# [Aim of the exercise]
Line by line, please look for the word "JSON" in the following records, then copy each line you find it in.

# [Exercise materials]
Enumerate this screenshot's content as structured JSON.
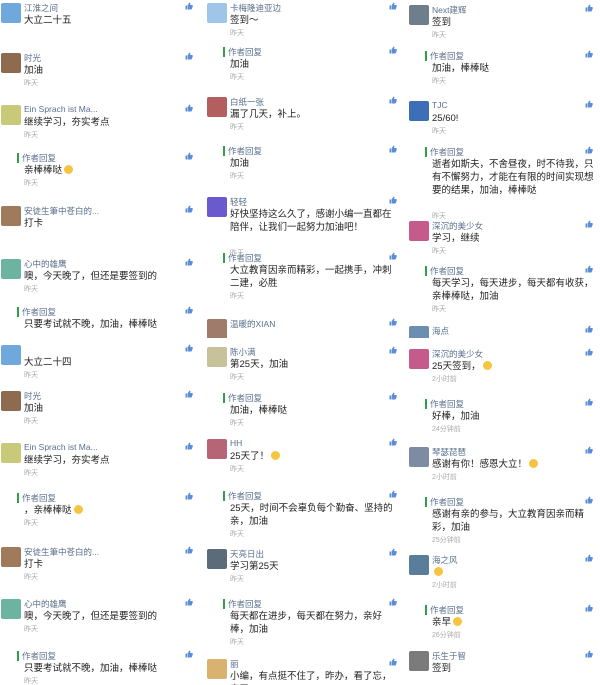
{
  "panels": [
    {
      "id": "col1-top",
      "entries": [
        {
          "kind": "user",
          "name": "江淮之间",
          "text": "大立二十五",
          "time": "",
          "avatar": "#6fa8dc"
        },
        {
          "kind": "user",
          "name": "时光",
          "text": "加油",
          "time": "昨天",
          "avatar": "#8e6b4e"
        },
        {
          "kind": "user",
          "name": "Ein Sprach ist Ma...",
          "text": "继续学习，夯实考点",
          "time": "昨天",
          "avatar": "#c9c97a"
        },
        {
          "kind": "reply",
          "name": "作者回复",
          "text": "亲棒棒哒",
          "time": "昨天",
          "emoji": true
        },
        {
          "kind": "user",
          "name": "安徒生筆中苍白的...",
          "text": "打卡",
          "time": "",
          "avatar": "#a07b5b"
        },
        {
          "kind": "user",
          "name": "心中的雄鹰",
          "text": "噢，今天晚了，但还是要签到的",
          "time": "昨天",
          "avatar": "#6cb3a0"
        },
        {
          "kind": "reply",
          "name": "作者回复",
          "text": "只要考试就不晚，加油，棒棒哒",
          "time": ""
        }
      ]
    },
    {
      "id": "col1-bottom",
      "entries": [
        {
          "kind": "user",
          "name": "",
          "text": "大立二十四",
          "time": "昨天",
          "avatar": "#6fa8dc"
        },
        {
          "kind": "user",
          "name": "时光",
          "text": "加油",
          "time": "昨天",
          "avatar": "#8e6b4e"
        },
        {
          "kind": "user",
          "name": "Ein Sprach ist Ma...",
          "text": "继续学习，夯实考点",
          "time": "昨天",
          "avatar": "#c9c97a"
        },
        {
          "kind": "reply",
          "name": "作者回复",
          "text": "，亲棒棒哒",
          "time": "昨天",
          "emoji": true
        },
        {
          "kind": "user",
          "name": "安徒生筆中苍白的...",
          "text": "打卡",
          "time": "昨天",
          "avatar": "#a07b5b"
        },
        {
          "kind": "user",
          "name": "心中的雄鹰",
          "text": "噢，今天晚了，但还是要签到的",
          "time": "昨天",
          "avatar": "#6cb3a0"
        },
        {
          "kind": "reply",
          "name": "作者回复",
          "text": "只要考试就不晚，加油，棒棒哒",
          "time": "昨天"
        }
      ]
    },
    {
      "id": "col2-top",
      "entries": [
        {
          "kind": "user",
          "name": "卡梅隆迪亚边",
          "text": "签到～",
          "time": "昨天",
          "avatar": "#9fc5e8"
        },
        {
          "kind": "reply",
          "name": "作者回复",
          "text": "加油",
          "time": "昨天"
        },
        {
          "kind": "user",
          "name": "白纸一张",
          "text": "漏了几天，补上。",
          "time": "昨天",
          "avatar": "#b45f5f"
        },
        {
          "kind": "reply",
          "name": "作者回复",
          "text": "加油",
          "time": "昨天"
        },
        {
          "kind": "user",
          "name": "轻轻",
          "text": "好快坚持这么久了，感谢小编一直都在陪伴，让我们一起努力加油吧！",
          "time": "昨天",
          "avatar": "#6a5acd"
        },
        {
          "kind": "reply",
          "name": "作者回复",
          "text": "大立教育因亲而精彩，一起携手，冲刺二建，必胜",
          "time": "昨天"
        },
        {
          "kind": "user",
          "name": "温暖的XIAN",
          "text": "",
          "time": "",
          "avatar": "#9e7b6a"
        }
      ]
    },
    {
      "id": "col2-bottom",
      "entries": [
        {
          "kind": "user",
          "name": "陈小满",
          "text": "第25天，加油",
          "time": "昨天",
          "avatar": "#c7c29a"
        },
        {
          "kind": "reply",
          "name": "作者回复",
          "text": "加油，棒棒哒",
          "time": "昨天"
        },
        {
          "kind": "user",
          "name": "HH",
          "text": "25天了！",
          "time": "昨天",
          "avatar": "#b56576",
          "emoji": true
        },
        {
          "kind": "reply",
          "name": "作者回复",
          "text": "25天，时间不会辜负每个勤奋、坚持的亲，加油",
          "time": "昨天"
        },
        {
          "kind": "user",
          "name": "天亮日出",
          "text": "学习第25天",
          "time": "昨天",
          "avatar": "#5b6b7a"
        },
        {
          "kind": "reply",
          "name": "作者回复",
          "text": "每天都在进步，每天都在努力，亲好棒，加油",
          "time": "昨天"
        },
        {
          "kind": "user",
          "name": "丽",
          "text": "小编，有点挺不住了，昨办，看了忘，忘了",
          "time": "",
          "avatar": "#d9b26f"
        }
      ]
    },
    {
      "id": "col3-top",
      "entries": [
        {
          "kind": "user",
          "name": "Next建辉",
          "text": "签到",
          "time": "昨天",
          "avatar": "#6d7f8d"
        },
        {
          "kind": "reply",
          "name": "作者回复",
          "text": "加油，棒棒哒",
          "time": "昨天"
        },
        {
          "kind": "user",
          "name": "TJC",
          "text": "25/60!",
          "time": "昨天",
          "avatar": "#3d6fb6"
        },
        {
          "kind": "reply",
          "name": "作者回复",
          "text": "逝者如斯夫，不舍昼夜，时不待我，只有不懈努力，才能在有限的时间实现想要的结果，加油，棒棒哒",
          "time": "昨天"
        },
        {
          "kind": "user",
          "name": "深沉的美少女",
          "text": "学习，继续",
          "time": "昨天",
          "avatar": "#c45b8a"
        },
        {
          "kind": "reply",
          "name": "作者回复",
          "text": "每天学习，每天进步，每天都有收获，亲棒棒哒，加油",
          "time": "昨天"
        },
        {
          "kind": "user",
          "name": "海点",
          "text": "",
          "time": "",
          "avatar": "#6a8fb0"
        }
      ]
    },
    {
      "id": "col3-bottom",
      "entries": [
        {
          "kind": "user",
          "name": "深沉的美少女",
          "text": "25天签到，",
          "time": "2小时前",
          "avatar": "#c45b8a",
          "emoji": true
        },
        {
          "kind": "reply",
          "name": "作者回复",
          "text": "好棒，加油",
          "time": "24分钟前"
        },
        {
          "kind": "user",
          "name": "琴瑟琵琶",
          "text": "感谢有你！感恩大立！",
          "time": "2小时前",
          "avatar": "#7d8ba3",
          "emoji": true
        },
        {
          "kind": "reply",
          "name": "作者回复",
          "text": "感谢有亲的参与，大立教育因亲而精彩，加油",
          "time": "25分钟前"
        },
        {
          "kind": "user",
          "name": "海之风",
          "text": "",
          "time": "2小时前",
          "avatar": "#5a7d9a",
          "emoji": true
        },
        {
          "kind": "reply",
          "name": "作者回复",
          "text": "亲早",
          "time": "26分钟前",
          "emoji": true
        },
        {
          "kind": "user",
          "name": "乐生于智",
          "text": "签到",
          "time": "",
          "avatar": "#7b7b7b"
        }
      ]
    }
  ]
}
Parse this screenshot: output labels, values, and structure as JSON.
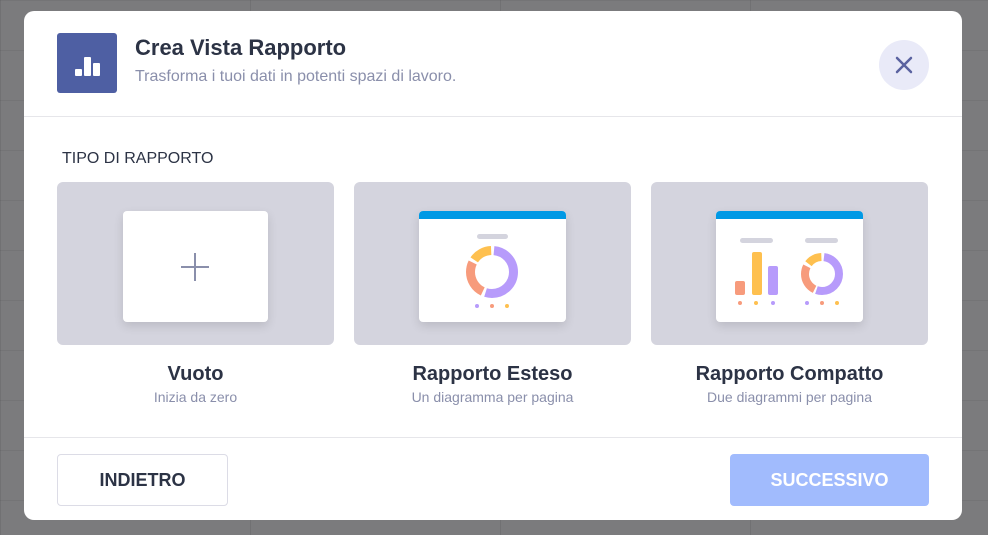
{
  "header": {
    "title": "Crea Vista Rapporto",
    "subtitle": "Trasforma i tuoi dati in potenti spazi di lavoro."
  },
  "section_label": "TIPO DI RAPPORTO",
  "options": [
    {
      "name": "Vuoto",
      "desc": "Inizia da zero"
    },
    {
      "name": "Rapporto Esteso",
      "desc": "Un diagramma per pagina"
    },
    {
      "name": "Rapporto Compatto",
      "desc": "Due diagrammi per pagina"
    }
  ],
  "footer": {
    "back_label": "INDIETRO",
    "next_label": "SUCCESSIVO"
  },
  "colors": {
    "accent": "#4e5fa3",
    "blue": "#0099e5",
    "purple": "#b79bfb",
    "orange": "#f79b7c",
    "yellow": "#fec04f",
    "next_disabled": "#a1bbfd"
  }
}
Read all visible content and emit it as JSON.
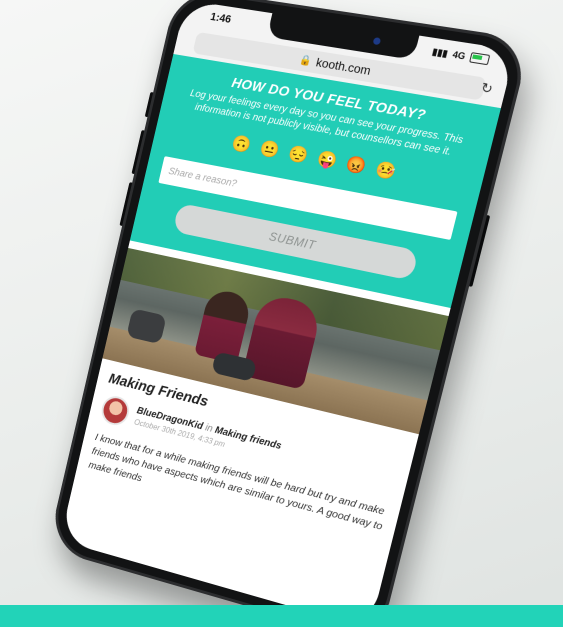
{
  "status_bar": {
    "time": "1:46",
    "network": "4G"
  },
  "browser": {
    "url": "kooth.com"
  },
  "mood": {
    "title": "HOW DO YOU FEEL TODAY?",
    "description": "Log your feelings every day so you can see your progress. This information is not publicly visible, but counsellors can see it.",
    "emojis": [
      "🙃",
      "😐",
      "😔",
      "😜",
      "😡",
      "🤒"
    ],
    "reason_placeholder": "Share a reason?",
    "submit_label": "SUBMIT"
  },
  "article": {
    "title": "Making Friends",
    "author": "BlueDragonKid",
    "in_word": "in",
    "topic": "Making friends",
    "date": "October 30th 2019, 4:33 pm",
    "body": "I know that for a while making friends will be hard but try and make friends who have aspects which are similar to yours. A good way to make friends"
  },
  "colors": {
    "accent": "#22cdb6",
    "strip": "#22d3b8"
  }
}
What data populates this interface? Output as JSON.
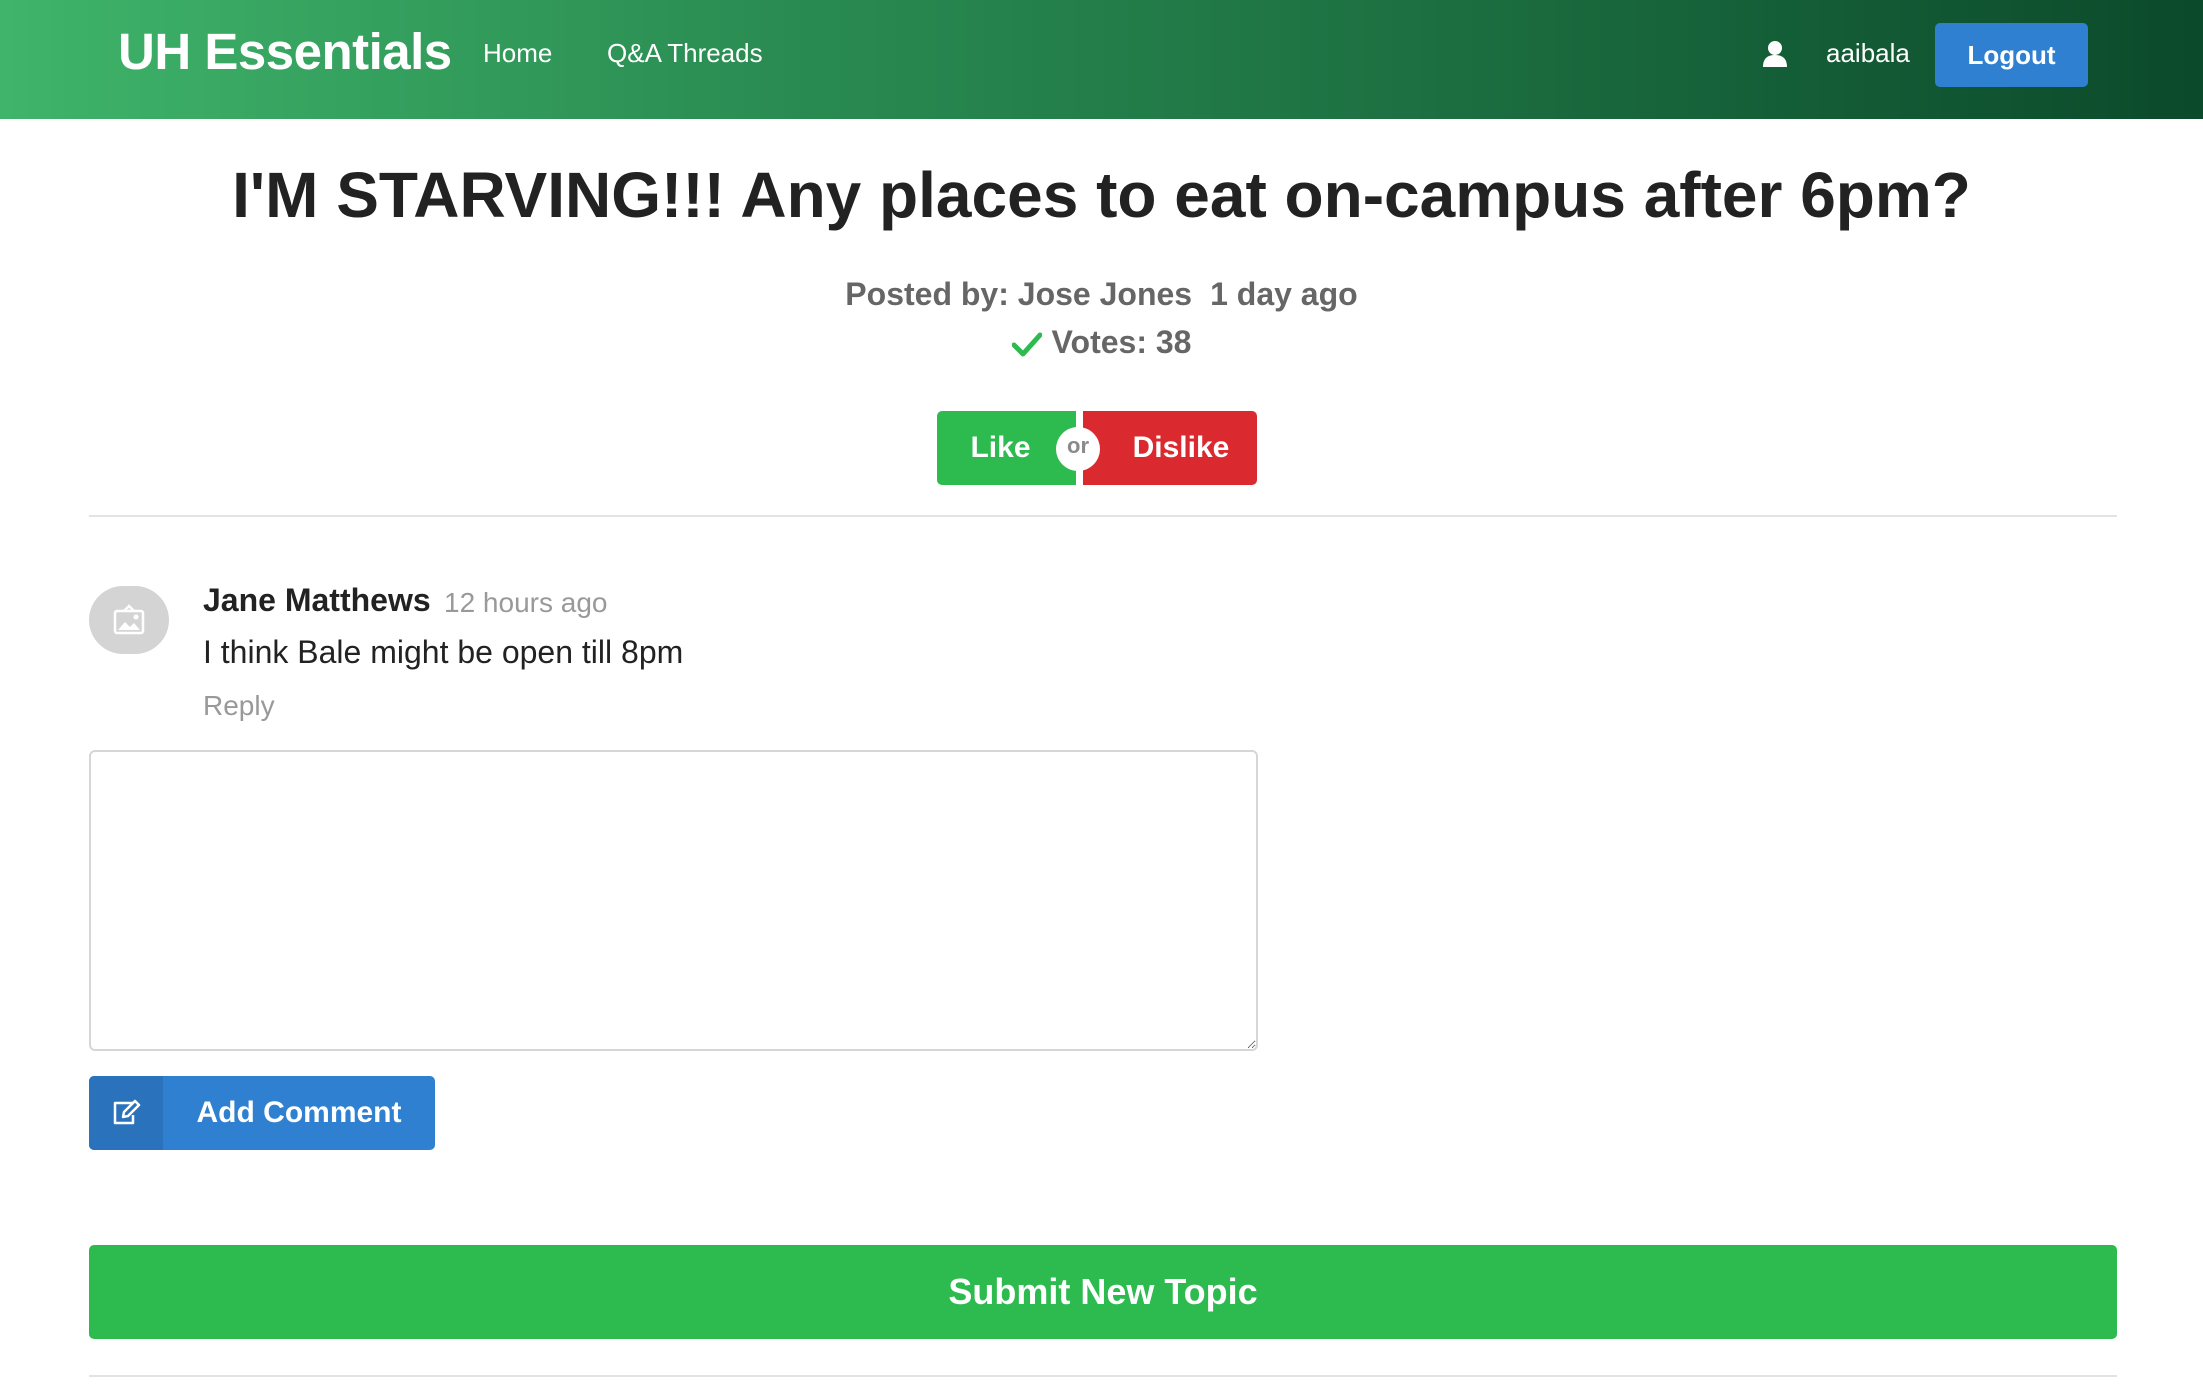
{
  "navbar": {
    "brand": "UH Essentials",
    "links": [
      "Home",
      "Q&A Threads"
    ],
    "username": "aaibala",
    "logout_label": "Logout"
  },
  "topic": {
    "title": "I'M STARVING!!! Any places to eat on-campus after 6pm?",
    "posted_by": "Posted by: Jose Jones",
    "posted_time": "1 day ago",
    "votes_label": "Votes: 38"
  },
  "vote_buttons": {
    "like_label": "Like",
    "or_label": "or",
    "dislike_label": "Dislike"
  },
  "comments": [
    {
      "author": "Jane Matthews",
      "time": "12 hours ago",
      "text": "I think Bale might be open till 8pm",
      "reply_label": "Reply"
    }
  ],
  "comment_form": {
    "value": "",
    "add_label": "Add Comment"
  },
  "submit_topic_label": "Submit New Topic",
  "colors": {
    "like": "#2dba4e",
    "dislike": "#da2a2f",
    "primary": "#2f80d1",
    "nav_start": "#3fb46a",
    "nav_end": "#0b4a2b"
  }
}
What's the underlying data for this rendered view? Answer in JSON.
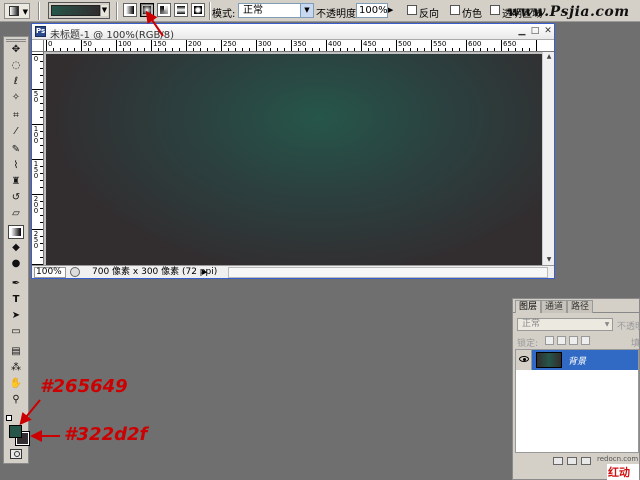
{
  "options_bar": {
    "mode_label": "模式:",
    "mode_value": "正常",
    "opacity_label": "不透明度:",
    "opacity_value": "100%",
    "reverse_label": "反向",
    "dither_label": "仿色",
    "transparency_label": "透明区域",
    "gradient_types": [
      "linear",
      "radial",
      "angle",
      "reflected",
      "diamond"
    ],
    "selected_gradient_type": "radial",
    "reverse_checked": false,
    "dither_checked": false,
    "transparency_checked": false
  },
  "watermark": "www.Psjia.com",
  "document": {
    "title": "未标题-1 @ 100%(RGB/8)",
    "zoom": "100%",
    "info": "700 像素 x 300 像素 (72 ppi)",
    "ruler_top_labels": [
      "0",
      "50",
      "100",
      "150",
      "200",
      "250",
      "300",
      "350",
      "400",
      "450",
      "500",
      "550",
      "600",
      "650"
    ],
    "ruler_left_labels": [
      "0",
      "5\n0",
      "1\n0\n0",
      "1\n5\n0",
      "2\n0\n0",
      "2\n5\n0"
    ]
  },
  "colors": {
    "foreground": "#265649",
    "background": "#322d2f",
    "annotation": "#cc0000"
  },
  "annotations": {
    "foreground_hex": "#265649",
    "background_hex": "#322d2f"
  },
  "layers_panel": {
    "tabs": [
      "图层",
      "通道",
      "路径"
    ],
    "blend_mode": "正常",
    "opacity_label": "不透明",
    "lock_label": "锁定:",
    "fill_label": "填",
    "layer_name": "背景",
    "footer_watermark": "redocn.com",
    "footer_logo": "红动中国"
  },
  "toolbox": {
    "tools": [
      "move-icon",
      "marquee-icon",
      "lasso-icon",
      "magic-wand-icon",
      "crop-icon",
      "eyedropper-icon",
      "healing-brush-icon",
      "brush-icon",
      "clone-stamp-icon",
      "history-brush-icon",
      "eraser-icon",
      "gradient-icon",
      "blur-icon",
      "dodge-icon",
      "pen-icon",
      "type-icon",
      "path-select-icon",
      "shape-icon",
      "notes-icon",
      "measure-icon",
      "hand-icon",
      "zoom-icon"
    ]
  }
}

# [Answer section]
Enumerate this screenshot's content as structured JSON.
Parse this screenshot: output labels, values, and structure as JSON.
Read all visible content and emit it as JSON.
What data populates this interface? Output as JSON.
What's the underlying data for this rendered view? Answer in JSON.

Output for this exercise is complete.